Now Michael is treated weekly by a psychotherapist. He attends a special public school program for the learning disabled, where he seems to be adjusting well. The Wards have filed a lawsuit against the city of Philadelphia, alleging that city officials are responsible for Michael’s physical and psychological injuries, first because they left him to live in the notorious MOVE house, then because they bombed him there. According to the Wards’ attorney, the city has refused to pay any medical expenses for Michael since his hospitalization, although he needs continuing treatment. He cannot yet raise either of his arms completely because of scarring.
Andino quit his insurance job last spring in order to be with Michael and tutor him after school. He has not been able to find other work. Amal brings in some money from sewing at home, but they have run out of savings and are supported by friends and family. (Contributions are also being accepted by their church, the Maranantha Assembly of God, P.O. Box 656, Lansdale, Pa. 19446.) Andino and Amal have bought Michael a new stereo, a shiny new bike, a skateboard, a baseball glove—all the childhood things he was never allowed to have before. “I like to see him smile,” says Andino.
Although he gets along well with his half-sisters, Michael rarely does smile. He cries even less—only twice that his father and stepmother know of: once, when his bike broke down and could not be repaired immediately; again, just before the investigating commission convened when he was asked about his mother.
“It’s as if he’s been trained not to register emotion,” says Amal. Most often Michael’s face is blank, lifeless. He seldom makes eye contact with adults other than his father.

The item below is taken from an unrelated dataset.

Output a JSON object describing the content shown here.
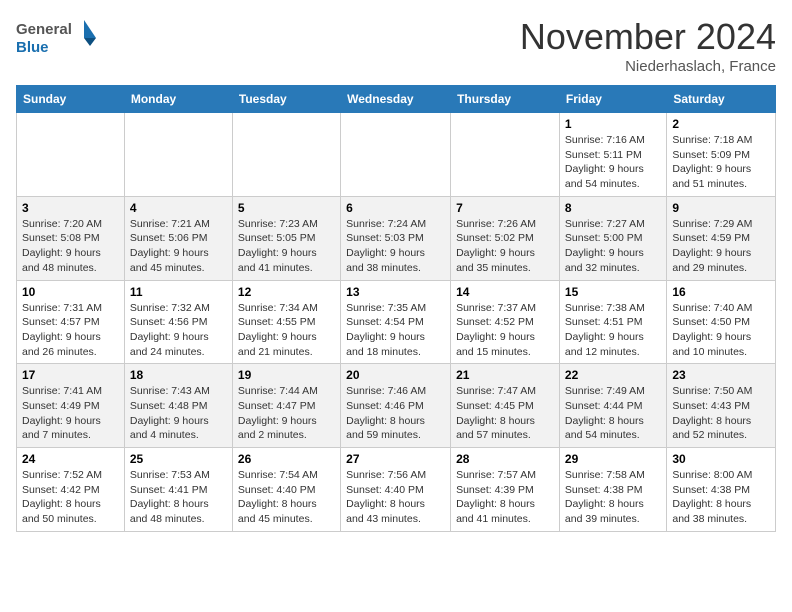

He seems to be looking at something no one else can see. But then again, he’s seen things that no one else has seen.